When a contractor runs a limited company, the contractor runs a company just like any other, big or small. You may not be Richard Branson, but you can do anything and everything that the Virgin Group does. You may not have the same money and resources, but you can do your best (although we hope you'll keep away from ''Tubular Bells.'' Once was enough).
To be serious: You can act like a major company, and have:
- As many businesses and activities in your company as you can handle.
- Another company as a subsidiary with another or a related activity
- Financial or business investments
Have a Sideline
Lot's of contractors have sidelines. You may manage databases as your main job, but perhaps you invest in coins and stamps on the side. There is no reason why you shouldn't run the coins and stamps business through your limited company.
Simon Sweetman, a Felixstowe-based tax consultant referred by the London-based Federation of Small Business, explains: ''There is no legal or fiscal restriction on the activities a contractor may run through a limited company. The only limits set on these activities are by any other shareholders in the company, and these would be expressed in the Memorandum of Association But in general, the Memoranda are worded in a very general way today and usually pose no obstacle.''
Sweetman points out that you should account for each activity separately, although you are free to deduct expenses from either activity from your total earnings.
You can have as many activities under you limited company as you choose
Simon Sweetman-tax consultant
If you run a loss from one activity, you can compensate for it with profits from your other activity.
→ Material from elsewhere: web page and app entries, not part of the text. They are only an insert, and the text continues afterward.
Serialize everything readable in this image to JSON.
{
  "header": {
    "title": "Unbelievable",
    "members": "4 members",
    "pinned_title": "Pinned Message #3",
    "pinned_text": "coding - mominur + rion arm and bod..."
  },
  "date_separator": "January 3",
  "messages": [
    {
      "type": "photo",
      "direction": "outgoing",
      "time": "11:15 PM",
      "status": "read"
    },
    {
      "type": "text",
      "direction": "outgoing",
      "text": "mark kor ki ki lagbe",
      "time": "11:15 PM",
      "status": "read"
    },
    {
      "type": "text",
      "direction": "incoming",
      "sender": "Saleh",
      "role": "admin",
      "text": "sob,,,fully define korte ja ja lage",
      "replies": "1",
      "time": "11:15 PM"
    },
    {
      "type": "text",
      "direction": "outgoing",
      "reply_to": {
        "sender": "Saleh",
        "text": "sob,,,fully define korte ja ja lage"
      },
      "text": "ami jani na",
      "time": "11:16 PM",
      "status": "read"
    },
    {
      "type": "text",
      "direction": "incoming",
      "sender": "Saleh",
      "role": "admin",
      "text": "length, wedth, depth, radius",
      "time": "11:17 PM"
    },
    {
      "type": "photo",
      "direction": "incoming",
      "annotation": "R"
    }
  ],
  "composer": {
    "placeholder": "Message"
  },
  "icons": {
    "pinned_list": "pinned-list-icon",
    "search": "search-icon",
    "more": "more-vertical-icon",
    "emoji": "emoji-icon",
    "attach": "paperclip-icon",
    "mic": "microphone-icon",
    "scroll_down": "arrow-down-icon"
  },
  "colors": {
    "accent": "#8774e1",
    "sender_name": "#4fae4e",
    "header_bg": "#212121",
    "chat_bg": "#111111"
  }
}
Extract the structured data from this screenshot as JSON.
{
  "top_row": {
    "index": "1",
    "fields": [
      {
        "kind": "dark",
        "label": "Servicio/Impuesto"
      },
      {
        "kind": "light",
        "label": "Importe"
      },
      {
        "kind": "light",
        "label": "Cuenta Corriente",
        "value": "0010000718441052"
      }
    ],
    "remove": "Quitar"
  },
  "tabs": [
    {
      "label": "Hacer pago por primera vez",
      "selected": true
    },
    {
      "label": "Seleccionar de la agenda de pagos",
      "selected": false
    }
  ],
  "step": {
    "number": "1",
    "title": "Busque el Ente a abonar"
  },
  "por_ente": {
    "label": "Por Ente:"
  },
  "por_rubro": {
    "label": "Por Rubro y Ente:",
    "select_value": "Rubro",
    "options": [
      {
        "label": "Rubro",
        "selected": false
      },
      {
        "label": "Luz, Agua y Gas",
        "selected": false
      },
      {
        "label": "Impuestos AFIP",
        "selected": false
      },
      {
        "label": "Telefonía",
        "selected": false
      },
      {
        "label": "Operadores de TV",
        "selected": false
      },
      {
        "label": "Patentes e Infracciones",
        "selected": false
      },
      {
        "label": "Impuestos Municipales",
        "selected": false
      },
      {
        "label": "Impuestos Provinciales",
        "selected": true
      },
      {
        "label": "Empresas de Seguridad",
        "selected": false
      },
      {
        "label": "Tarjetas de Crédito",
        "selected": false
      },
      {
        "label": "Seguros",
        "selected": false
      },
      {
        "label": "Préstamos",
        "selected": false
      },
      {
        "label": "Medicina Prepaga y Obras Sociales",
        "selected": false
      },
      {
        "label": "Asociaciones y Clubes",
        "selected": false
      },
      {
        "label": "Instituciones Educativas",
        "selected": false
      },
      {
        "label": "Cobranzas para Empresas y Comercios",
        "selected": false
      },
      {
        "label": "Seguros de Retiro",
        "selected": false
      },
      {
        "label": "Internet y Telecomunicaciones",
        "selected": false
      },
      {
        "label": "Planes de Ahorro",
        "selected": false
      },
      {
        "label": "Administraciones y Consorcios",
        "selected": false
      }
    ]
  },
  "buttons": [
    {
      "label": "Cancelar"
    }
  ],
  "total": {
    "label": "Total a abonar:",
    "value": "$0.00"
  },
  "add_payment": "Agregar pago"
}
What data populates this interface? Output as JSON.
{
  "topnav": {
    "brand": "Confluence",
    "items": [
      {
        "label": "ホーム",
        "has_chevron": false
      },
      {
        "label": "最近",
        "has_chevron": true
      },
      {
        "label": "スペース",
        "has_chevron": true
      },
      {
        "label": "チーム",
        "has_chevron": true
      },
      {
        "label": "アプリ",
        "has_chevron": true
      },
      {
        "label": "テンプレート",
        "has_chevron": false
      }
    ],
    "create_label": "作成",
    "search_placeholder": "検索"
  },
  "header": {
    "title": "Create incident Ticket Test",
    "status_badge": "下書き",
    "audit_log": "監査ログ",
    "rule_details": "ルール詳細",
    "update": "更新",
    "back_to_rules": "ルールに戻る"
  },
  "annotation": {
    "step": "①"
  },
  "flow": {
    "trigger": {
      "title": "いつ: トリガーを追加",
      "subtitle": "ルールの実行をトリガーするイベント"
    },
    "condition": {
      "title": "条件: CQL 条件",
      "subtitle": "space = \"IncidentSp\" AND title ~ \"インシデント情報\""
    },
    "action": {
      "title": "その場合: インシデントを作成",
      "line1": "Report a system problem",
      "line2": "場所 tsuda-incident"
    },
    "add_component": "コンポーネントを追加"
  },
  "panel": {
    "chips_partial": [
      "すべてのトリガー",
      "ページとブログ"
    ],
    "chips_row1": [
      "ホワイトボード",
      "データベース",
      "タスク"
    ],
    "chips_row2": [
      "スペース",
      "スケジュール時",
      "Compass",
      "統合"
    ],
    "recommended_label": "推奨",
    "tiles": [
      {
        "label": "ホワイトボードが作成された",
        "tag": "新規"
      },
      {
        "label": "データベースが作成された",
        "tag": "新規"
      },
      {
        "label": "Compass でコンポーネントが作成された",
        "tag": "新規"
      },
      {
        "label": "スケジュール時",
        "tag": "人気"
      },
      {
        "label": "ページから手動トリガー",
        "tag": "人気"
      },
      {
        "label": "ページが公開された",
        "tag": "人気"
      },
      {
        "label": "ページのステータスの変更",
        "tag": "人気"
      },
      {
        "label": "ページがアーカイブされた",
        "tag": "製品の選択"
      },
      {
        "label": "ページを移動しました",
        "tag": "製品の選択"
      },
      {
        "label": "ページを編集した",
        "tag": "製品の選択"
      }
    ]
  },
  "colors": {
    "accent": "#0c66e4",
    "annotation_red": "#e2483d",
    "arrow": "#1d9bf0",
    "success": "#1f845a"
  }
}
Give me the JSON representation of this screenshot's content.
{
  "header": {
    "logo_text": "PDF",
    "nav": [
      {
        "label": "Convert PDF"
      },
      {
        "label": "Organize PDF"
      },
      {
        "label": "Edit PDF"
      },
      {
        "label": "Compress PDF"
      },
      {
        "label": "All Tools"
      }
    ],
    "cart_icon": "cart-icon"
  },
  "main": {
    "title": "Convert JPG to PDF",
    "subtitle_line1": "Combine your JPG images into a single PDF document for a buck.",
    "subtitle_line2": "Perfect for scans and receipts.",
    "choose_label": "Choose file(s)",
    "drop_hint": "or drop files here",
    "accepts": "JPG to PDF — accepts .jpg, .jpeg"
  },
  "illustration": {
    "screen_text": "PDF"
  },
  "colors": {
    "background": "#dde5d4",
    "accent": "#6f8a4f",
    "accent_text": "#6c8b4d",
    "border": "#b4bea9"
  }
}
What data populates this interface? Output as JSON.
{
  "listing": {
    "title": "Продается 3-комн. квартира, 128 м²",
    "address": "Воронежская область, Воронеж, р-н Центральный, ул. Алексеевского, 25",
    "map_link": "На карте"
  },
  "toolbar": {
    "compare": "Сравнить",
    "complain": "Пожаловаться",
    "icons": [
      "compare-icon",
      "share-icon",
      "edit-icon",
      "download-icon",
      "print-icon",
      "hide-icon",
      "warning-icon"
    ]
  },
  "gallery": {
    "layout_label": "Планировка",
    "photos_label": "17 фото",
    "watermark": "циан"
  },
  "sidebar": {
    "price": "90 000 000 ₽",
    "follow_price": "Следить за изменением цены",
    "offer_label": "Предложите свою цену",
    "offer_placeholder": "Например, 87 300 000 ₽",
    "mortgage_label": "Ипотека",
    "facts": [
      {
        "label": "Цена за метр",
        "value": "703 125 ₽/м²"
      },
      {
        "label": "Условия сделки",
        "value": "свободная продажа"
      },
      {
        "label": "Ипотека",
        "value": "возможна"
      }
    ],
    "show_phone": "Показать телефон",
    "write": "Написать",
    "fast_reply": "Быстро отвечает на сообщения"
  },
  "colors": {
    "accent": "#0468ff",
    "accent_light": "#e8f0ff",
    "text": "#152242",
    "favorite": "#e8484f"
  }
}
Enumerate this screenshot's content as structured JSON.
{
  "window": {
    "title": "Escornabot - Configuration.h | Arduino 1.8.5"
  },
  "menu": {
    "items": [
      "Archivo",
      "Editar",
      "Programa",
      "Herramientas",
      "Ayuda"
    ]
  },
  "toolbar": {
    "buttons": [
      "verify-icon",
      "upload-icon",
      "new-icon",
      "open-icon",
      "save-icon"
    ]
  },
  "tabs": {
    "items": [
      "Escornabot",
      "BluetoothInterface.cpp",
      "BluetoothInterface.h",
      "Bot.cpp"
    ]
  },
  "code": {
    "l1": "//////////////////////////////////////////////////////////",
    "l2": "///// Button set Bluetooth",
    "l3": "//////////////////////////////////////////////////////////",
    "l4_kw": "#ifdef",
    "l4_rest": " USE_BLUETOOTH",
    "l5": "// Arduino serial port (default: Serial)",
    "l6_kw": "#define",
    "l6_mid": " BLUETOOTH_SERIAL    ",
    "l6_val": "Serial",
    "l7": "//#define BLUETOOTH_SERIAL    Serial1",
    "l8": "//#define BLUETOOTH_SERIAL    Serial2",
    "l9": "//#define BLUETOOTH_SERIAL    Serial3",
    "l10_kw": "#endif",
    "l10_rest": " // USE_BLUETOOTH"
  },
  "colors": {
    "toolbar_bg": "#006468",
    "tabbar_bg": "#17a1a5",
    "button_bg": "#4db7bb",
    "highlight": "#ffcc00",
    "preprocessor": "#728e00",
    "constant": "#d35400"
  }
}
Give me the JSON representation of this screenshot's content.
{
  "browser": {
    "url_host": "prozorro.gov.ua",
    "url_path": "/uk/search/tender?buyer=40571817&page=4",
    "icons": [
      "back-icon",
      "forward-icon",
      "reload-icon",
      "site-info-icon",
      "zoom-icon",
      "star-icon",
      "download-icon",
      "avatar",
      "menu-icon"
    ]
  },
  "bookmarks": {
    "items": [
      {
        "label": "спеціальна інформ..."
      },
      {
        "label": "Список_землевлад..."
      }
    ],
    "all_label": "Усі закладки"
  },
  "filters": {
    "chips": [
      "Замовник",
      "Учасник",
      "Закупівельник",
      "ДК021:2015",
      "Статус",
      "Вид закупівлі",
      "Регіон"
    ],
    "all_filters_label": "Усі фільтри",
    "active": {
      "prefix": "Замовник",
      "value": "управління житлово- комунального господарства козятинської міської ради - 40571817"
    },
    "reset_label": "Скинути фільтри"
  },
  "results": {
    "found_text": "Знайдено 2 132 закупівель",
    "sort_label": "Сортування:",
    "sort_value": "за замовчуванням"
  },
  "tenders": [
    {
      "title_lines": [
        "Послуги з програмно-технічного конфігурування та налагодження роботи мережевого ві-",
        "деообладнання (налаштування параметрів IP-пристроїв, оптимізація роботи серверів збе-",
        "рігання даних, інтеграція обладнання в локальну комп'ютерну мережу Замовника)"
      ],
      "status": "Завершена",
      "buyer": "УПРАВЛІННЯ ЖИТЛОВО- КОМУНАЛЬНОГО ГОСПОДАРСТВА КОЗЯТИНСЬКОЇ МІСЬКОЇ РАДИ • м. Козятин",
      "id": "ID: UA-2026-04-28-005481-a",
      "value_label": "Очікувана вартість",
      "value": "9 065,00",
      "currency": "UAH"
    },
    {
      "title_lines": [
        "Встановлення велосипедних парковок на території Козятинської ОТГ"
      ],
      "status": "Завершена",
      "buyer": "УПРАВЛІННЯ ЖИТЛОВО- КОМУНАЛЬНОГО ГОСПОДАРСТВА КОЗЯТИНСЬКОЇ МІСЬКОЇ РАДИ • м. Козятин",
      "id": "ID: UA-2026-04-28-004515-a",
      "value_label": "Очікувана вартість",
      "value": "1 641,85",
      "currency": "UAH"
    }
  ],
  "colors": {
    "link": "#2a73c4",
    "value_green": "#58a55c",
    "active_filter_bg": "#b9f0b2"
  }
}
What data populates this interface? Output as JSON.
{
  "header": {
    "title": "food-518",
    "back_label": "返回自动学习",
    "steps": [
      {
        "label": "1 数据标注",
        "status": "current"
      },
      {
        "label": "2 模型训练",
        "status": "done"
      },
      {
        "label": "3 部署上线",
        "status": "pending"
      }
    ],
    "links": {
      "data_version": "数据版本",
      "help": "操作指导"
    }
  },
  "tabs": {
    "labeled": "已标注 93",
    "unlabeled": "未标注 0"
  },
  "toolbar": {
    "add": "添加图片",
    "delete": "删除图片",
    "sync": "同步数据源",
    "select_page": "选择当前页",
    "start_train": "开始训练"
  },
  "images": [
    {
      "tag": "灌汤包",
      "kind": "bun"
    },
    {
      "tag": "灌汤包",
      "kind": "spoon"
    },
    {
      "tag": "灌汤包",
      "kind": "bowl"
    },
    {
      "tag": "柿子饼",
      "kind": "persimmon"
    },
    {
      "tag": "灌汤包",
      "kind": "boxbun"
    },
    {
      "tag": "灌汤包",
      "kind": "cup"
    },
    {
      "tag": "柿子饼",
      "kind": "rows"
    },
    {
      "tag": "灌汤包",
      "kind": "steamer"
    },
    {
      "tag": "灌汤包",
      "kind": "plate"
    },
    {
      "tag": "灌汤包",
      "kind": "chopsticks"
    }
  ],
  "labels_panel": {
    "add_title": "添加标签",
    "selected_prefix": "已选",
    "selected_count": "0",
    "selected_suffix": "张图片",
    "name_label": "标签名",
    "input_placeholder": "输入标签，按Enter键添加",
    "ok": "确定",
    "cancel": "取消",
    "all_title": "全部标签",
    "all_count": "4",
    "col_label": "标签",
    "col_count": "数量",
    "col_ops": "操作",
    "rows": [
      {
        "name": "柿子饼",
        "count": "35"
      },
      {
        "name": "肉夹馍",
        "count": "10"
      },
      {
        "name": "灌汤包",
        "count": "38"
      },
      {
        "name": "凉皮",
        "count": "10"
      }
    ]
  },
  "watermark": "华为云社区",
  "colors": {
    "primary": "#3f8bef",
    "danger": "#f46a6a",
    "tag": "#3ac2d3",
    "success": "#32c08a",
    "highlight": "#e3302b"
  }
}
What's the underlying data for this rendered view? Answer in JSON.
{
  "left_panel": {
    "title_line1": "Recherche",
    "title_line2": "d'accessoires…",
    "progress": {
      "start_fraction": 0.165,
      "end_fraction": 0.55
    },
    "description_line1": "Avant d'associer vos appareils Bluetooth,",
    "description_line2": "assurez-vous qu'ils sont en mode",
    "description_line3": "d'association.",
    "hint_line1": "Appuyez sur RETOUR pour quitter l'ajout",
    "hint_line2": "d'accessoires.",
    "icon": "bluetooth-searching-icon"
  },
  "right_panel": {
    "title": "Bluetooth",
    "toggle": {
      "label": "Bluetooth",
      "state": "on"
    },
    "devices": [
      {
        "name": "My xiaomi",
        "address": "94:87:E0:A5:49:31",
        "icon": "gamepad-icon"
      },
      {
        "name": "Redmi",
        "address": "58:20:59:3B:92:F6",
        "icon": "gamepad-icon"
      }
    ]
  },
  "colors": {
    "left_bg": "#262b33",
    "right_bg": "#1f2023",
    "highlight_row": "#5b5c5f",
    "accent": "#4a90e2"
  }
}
But you should be careful if you run a loss in both activities, Sweetman points out, and be sure that you have funds saved up to cover the loss. You can carry the loss over into the next year, Sweetman says.
Own Another Company
You can use your limited company to own and operate another company if you choose. This will have the advantage of separating your different business activities from the tax point of view. But you will have to run two separate companies, keep two sets of books, etc. ''With two companies, you double the amount of administration,'' Sweetman points out.
A loss from the subsidiary company could be deducted from profits at the main company. You can also develop the separate company for sale.
Tax Status Issues
You should also be careful if you decide to sell one of the businesses, Sweetman points out. You would want to sell the business on the basis of personal capital gains tax, which is lower than the corporate one. Having two activities might make it more difficult to do make the sale under the personal regime, so you would be well advised to take advice if you do consider selling an activity off.
You should, however, be careful if you begin running all your activities at a loss. You will be able to carry losses over from one tax year to another, but you still have to make up the loss if you are to remain in business. In a bad year, having two companies could mean double the amount of expenses too.
With two companies you double the amount of administration
Simon Sweetman-tax consultant